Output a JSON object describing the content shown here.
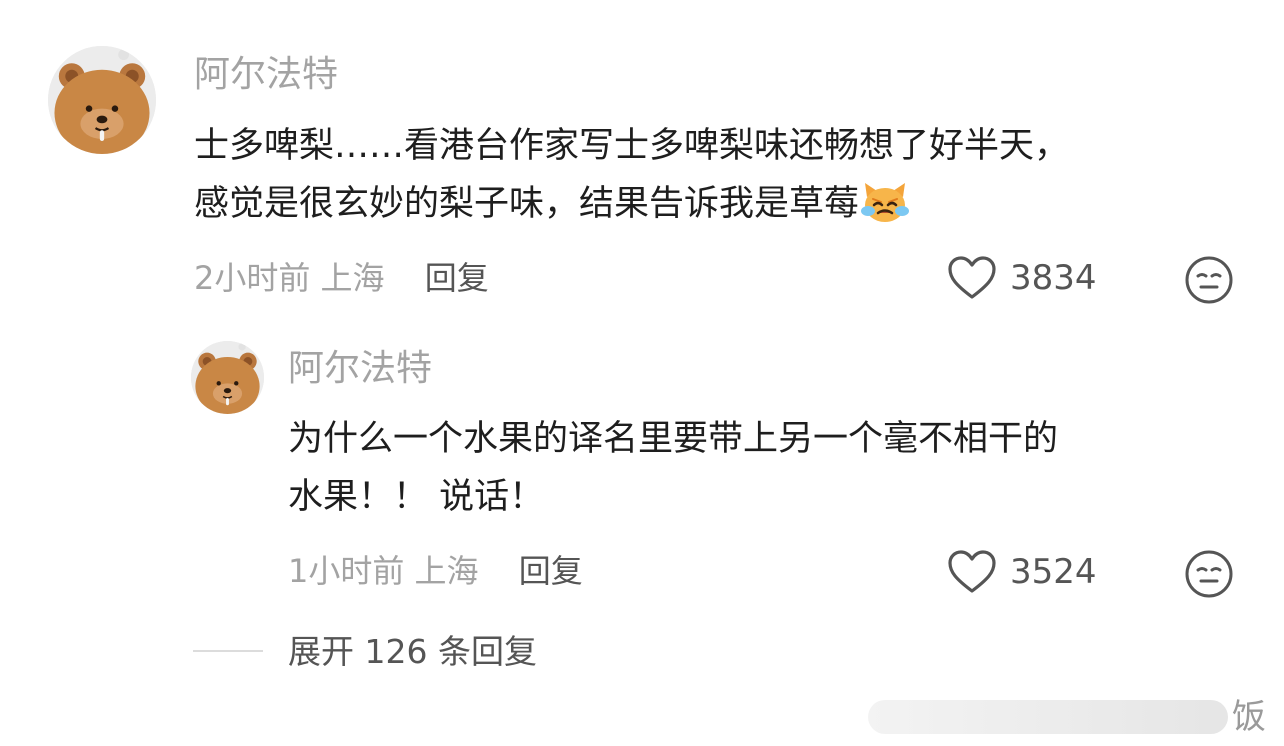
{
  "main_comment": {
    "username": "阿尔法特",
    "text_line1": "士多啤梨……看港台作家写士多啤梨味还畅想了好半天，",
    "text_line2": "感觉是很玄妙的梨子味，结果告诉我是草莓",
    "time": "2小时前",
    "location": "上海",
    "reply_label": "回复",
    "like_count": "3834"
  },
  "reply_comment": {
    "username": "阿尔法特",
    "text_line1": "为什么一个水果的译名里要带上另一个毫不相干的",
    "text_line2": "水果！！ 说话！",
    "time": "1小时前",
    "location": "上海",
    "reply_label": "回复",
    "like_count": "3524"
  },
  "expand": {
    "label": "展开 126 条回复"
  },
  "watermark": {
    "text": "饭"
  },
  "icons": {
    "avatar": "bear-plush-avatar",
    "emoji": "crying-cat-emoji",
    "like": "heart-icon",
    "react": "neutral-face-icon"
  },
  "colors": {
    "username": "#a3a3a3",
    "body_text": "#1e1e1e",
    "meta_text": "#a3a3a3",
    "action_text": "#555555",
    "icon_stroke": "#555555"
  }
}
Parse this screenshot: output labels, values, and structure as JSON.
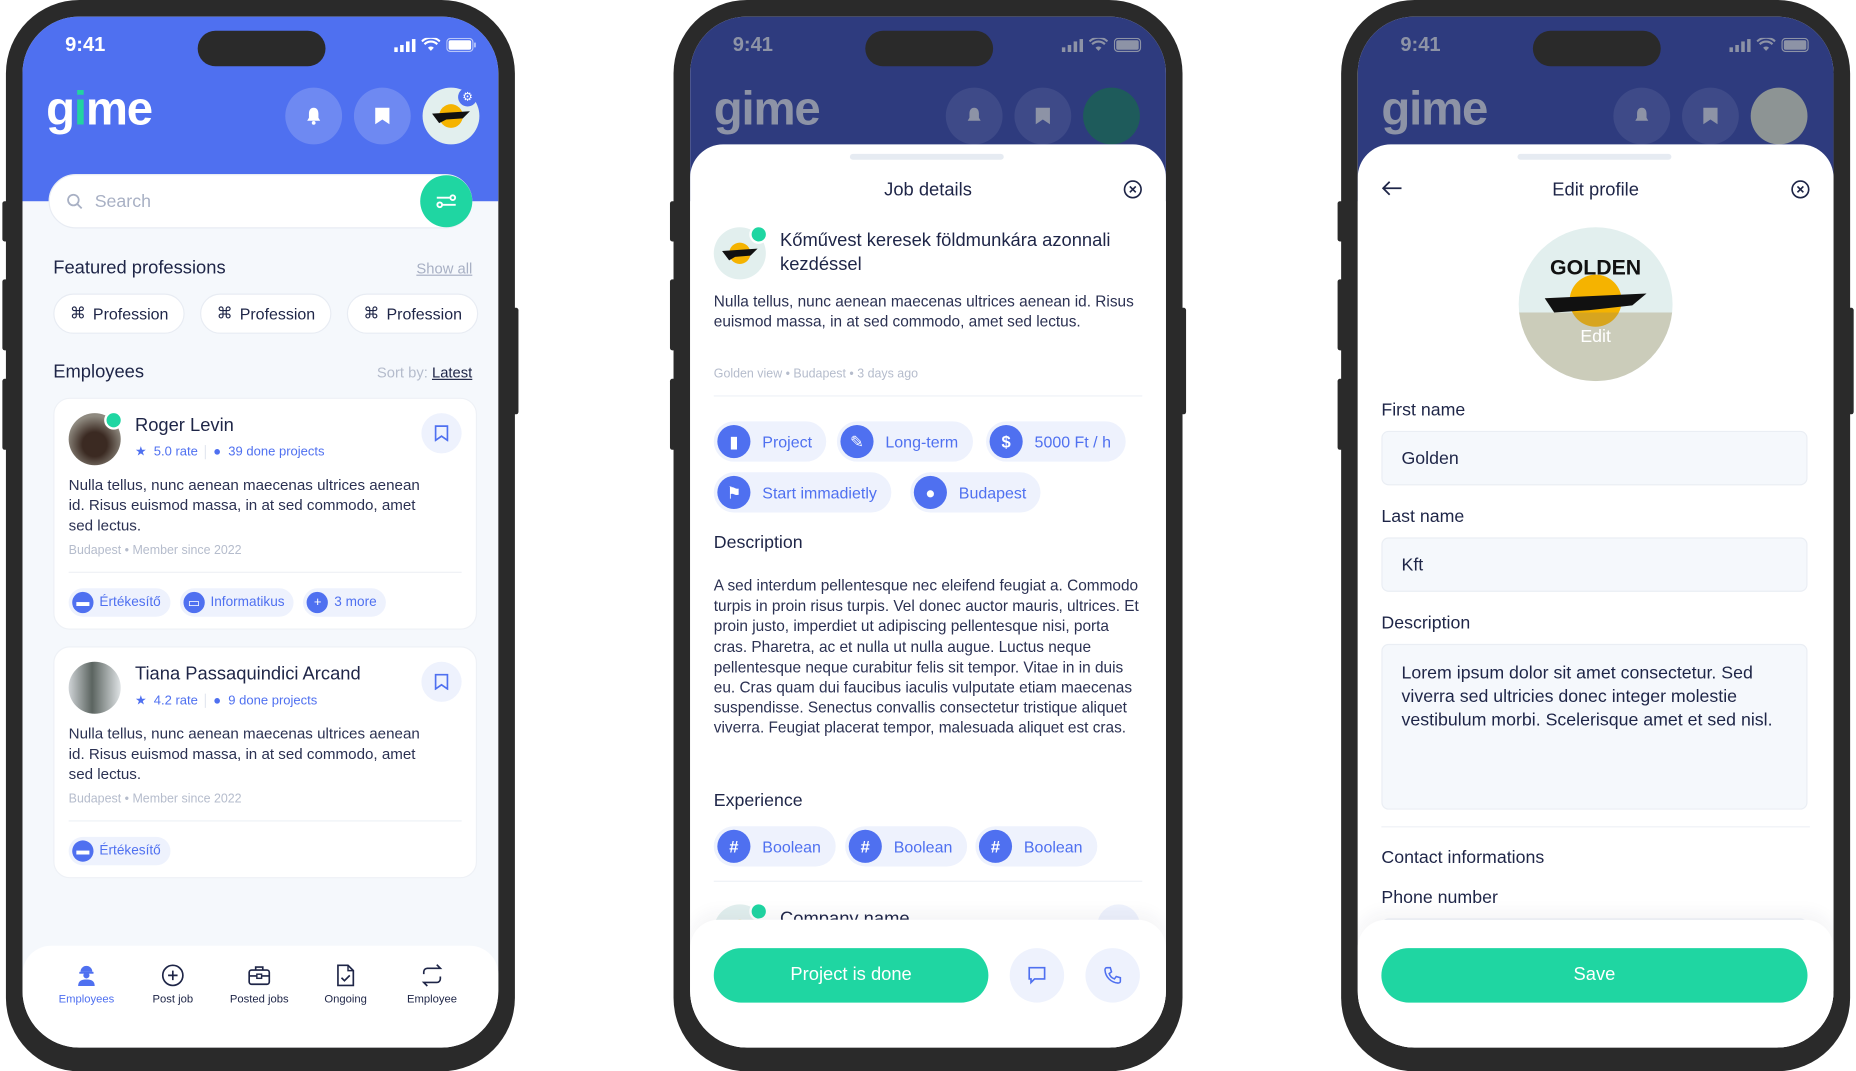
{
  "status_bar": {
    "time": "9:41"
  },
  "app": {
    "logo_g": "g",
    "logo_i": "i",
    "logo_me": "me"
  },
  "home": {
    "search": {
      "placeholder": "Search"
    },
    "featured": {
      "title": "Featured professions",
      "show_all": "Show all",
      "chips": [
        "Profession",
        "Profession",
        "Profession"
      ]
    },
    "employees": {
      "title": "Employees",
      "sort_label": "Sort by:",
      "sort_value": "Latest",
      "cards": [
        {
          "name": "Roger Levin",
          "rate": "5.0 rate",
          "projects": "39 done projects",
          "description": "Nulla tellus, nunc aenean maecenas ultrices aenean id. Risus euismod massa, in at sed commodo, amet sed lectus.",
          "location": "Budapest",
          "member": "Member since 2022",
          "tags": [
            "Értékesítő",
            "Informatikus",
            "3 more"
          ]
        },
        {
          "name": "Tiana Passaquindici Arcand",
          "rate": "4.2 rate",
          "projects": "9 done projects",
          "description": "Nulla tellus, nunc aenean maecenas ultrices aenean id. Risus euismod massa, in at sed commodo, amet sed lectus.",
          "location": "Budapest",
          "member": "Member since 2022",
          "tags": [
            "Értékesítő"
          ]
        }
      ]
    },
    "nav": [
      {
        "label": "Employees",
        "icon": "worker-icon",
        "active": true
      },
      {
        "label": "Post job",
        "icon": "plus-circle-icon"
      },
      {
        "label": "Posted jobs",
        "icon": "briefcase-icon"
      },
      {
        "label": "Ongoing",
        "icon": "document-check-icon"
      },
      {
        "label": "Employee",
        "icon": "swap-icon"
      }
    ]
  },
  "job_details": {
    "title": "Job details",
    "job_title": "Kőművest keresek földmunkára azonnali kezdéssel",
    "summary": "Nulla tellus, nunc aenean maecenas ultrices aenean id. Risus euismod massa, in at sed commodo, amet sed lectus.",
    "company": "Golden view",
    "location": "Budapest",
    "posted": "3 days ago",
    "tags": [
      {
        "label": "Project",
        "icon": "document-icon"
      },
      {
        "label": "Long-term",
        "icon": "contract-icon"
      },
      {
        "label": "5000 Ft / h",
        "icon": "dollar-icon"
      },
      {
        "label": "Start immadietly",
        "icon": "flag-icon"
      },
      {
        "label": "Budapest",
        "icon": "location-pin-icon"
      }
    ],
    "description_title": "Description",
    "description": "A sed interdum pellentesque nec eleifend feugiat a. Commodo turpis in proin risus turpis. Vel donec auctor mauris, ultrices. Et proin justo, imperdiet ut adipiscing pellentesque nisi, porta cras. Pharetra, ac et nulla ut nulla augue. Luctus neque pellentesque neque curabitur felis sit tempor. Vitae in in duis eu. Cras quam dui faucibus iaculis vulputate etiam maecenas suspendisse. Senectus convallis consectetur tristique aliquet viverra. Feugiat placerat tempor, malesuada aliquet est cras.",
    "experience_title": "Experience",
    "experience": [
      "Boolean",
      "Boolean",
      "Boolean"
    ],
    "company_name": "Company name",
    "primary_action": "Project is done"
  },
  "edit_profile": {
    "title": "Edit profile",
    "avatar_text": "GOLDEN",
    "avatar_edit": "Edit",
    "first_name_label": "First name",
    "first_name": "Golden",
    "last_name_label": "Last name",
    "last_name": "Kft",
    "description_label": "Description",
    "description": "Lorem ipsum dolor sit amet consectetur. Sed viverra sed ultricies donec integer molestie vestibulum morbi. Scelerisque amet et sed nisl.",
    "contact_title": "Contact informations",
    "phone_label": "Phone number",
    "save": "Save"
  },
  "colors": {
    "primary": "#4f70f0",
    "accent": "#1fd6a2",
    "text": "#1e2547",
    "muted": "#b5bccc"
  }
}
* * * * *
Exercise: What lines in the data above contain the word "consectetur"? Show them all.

Written response:
    "description": "A sed interdum pellentesque nec eleifend feugiat a. Commodo turpis in proin risus turpis. Vel donec auctor mauris, ultrices. Et proin justo, imperdiet ut adipiscing pellentesque nisi, porta cras. Pharetra, ac et nulla ut nulla augue. Luctus neque pellentesque neque curabitur felis sit tempor. Vitae in in duis eu. Cras quam dui faucibus iaculis vulputate etiam maecenas suspendisse. Senectus convallis consectetur tristique aliquet viverra. Feugiat placerat tempor, malesuada aliquet est cras.",
    "description": "Lorem ipsum dolor sit amet consectetur. Sed viverra sed ultricies donec integer molestie vestibulum morbi. Scelerisque amet et sed nisl.",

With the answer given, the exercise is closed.